- You can monitor what’s going on, to see when it necessary to decide, plan, or investigate.
- You can communicate, to help other people and organizations do these same things.
- You can provide support, in technology or data gathering, for one of the other functions.
Technology vendors often cite similar taxonomies, claiming to have all the categories (as they conceive them) nicely represented, in slickly integrated fashion. They exaggerate. Most of these categories are in rapid flux, and the rest should be. Analytic technology still has a long way to go.
In more detail: Read more
|Categories: Analytic technologies, Business intelligence, Cognos, Data warehousing, RDF and graphs, Text||12 Comments|
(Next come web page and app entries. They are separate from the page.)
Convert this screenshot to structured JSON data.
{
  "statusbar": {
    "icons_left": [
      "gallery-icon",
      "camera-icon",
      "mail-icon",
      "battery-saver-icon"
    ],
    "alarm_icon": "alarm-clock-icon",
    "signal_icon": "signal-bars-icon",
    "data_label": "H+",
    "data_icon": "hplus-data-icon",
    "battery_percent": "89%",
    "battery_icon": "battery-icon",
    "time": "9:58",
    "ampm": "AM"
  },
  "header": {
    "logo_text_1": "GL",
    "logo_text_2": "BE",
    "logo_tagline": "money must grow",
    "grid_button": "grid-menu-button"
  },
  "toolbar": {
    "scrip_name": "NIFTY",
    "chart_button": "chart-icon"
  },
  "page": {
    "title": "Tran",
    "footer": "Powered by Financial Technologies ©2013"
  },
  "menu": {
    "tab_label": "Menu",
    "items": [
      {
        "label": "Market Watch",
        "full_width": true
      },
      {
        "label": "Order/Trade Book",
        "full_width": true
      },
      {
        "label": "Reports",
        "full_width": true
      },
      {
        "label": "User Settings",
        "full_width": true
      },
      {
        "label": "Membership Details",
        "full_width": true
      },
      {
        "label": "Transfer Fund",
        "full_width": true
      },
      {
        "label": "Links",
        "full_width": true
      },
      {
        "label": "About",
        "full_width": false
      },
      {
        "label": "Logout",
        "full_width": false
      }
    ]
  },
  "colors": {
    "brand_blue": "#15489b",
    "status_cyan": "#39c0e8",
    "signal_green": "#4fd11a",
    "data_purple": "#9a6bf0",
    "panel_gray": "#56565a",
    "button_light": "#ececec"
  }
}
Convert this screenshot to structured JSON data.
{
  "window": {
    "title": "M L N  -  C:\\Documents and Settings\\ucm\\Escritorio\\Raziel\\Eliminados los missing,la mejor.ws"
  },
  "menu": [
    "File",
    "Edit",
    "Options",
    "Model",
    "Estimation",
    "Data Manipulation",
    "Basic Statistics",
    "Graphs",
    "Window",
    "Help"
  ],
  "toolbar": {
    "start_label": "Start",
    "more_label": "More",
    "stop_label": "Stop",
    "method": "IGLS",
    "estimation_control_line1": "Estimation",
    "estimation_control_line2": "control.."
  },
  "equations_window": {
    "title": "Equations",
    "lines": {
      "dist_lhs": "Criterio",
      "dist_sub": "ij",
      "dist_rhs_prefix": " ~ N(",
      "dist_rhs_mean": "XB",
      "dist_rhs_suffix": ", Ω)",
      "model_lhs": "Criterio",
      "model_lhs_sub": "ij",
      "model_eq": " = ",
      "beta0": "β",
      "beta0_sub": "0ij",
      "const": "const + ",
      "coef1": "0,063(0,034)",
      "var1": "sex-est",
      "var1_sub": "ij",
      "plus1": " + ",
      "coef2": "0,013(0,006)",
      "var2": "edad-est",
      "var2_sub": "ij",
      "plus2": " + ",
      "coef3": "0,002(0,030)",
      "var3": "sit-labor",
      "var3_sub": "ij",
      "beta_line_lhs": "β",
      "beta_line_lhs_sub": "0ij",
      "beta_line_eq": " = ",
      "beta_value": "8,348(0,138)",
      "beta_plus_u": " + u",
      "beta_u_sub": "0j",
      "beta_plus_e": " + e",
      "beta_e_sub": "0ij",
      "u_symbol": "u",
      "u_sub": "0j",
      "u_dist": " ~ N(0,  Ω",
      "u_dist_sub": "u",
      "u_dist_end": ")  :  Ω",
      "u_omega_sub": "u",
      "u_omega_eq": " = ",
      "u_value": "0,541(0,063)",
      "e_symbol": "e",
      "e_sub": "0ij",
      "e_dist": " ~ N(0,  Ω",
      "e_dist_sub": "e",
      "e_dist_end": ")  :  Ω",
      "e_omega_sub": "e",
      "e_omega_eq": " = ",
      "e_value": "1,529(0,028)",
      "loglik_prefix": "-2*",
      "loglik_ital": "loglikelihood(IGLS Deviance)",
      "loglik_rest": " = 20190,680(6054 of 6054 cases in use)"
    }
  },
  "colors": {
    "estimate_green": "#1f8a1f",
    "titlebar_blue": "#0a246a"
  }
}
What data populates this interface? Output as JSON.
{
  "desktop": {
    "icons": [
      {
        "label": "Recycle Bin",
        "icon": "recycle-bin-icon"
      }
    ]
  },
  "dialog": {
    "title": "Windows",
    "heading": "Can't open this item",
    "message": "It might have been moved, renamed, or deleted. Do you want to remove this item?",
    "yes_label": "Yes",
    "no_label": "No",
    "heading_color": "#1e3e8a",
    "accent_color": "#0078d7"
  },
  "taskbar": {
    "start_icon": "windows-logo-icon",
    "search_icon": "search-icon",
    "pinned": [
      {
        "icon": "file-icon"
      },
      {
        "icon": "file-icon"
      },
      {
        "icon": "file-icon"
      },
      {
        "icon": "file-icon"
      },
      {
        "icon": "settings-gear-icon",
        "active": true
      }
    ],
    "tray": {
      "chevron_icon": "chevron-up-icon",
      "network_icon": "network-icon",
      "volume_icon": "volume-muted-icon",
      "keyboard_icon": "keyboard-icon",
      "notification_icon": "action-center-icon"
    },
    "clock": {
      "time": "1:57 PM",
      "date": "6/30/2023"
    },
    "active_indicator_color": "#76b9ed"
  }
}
As you’ve probably read, IBM and Netezza announced a deal today for IBM to buy Netezza. I didn’t sit in on the conference call, but I’ve seen the reporting. Naturally, I have some quick thoughts, which I’ve broken up into several sections below:
- Clearing some underbrush.
- Speculation about what IBM/Netezza will do.
- Speculation about alternative acquirers for Netezza.
- Speculation about what IBM/Netezza competitors will do.
|Categories: Analytic technologies, Cognos, Data integration and middleware, Data warehousing, EAI, EII, ETL, ELT, ETLT, IBM and DB2, Netezza, Oracle, SAS Institute, Solid-state memory, Vertica Systems||19 Comments|
IBM is acquiring SPSS. My initial thoughts (questions by Eric Lai of Computerworld) include:
1) good buy for IBM? why or why not?
Yes. The integration of predictive analytics with other analytic or operational technologies is still ahead of us, so there was a lot of value to be gained from SPSS beyond what it had standalone. (That said, I haven’t actually looked at the numbers, so I have no comment on the price.)
By the way, SPSS coined the phrase “predictive analytics”, with the rest of the industry then coming around to use it. As with all successful marketing phrases, it’s somewhat misleading, in that it’s not wholly focused on prediction.
2) how does it position IBM vs. competitors?
IBM’s ownership immediately makes SPSS a stronger competitor to SAS. Any advantage to the rest of IBM depends on the integration roadmap and execution.
3) How does this particularly affect SAP and SAS and Oracle, IBM’s closest competitors by revenue according to IDC’s figures?
If one of Oracle or SAP had bought SPSS, it would have given them a competitive advantage against the other, in the integration of predictive analytics with packaged operational apps. That’s a missed opportunity for each.
One notable point is that SPSS is more SQL-oriented than SAS. Thus, SPSS has gotten performance benefits from Oracle’s in-database data mining technology that SAS apparently hasn’t.
IBM’s done a good job of keeping its acquired products working well with Oracle and other competitive DBMS in the past, and SPSS will surely be no exception.
Obviously, if IBM does a good job of Cognos/SPSS integration, that’s bad for competitors, starting with Oracle and SAP/Business Objects. So far business intelligence/predictive analytics integration has been pretty minor, because nobody’s figured out how to do it right, but some day that will change. Hmm — I feel another “Future of … ” post coming on.
4) Do you predict further M&A?
- Official word from SPSS and IBM
- Blog posts from Larry Dignan and James Taylor
- James Kobelius‘s post, which includes the obvious point that Oracle — unlike SAP — has pretty decent data mining of its own
- Eric Lai‘s actual article
I chatted yesterday with the general business side (as opposed to the trading operation) of a household-name brokerage firm, one that’s in no immediate financial peril. It seems their #1 analytic-technology priority right now is changing planning from an annual to a monthly cycle.* That’s a smart idea. While it’s especially important in their business, larger enterprises of all kinds should consider following suit. Read more
|Categories: Analytic technologies, Application areas, Business intelligence, Cognos, Data warehousing, IBM and DB2, MOLAP||Leave a Comment|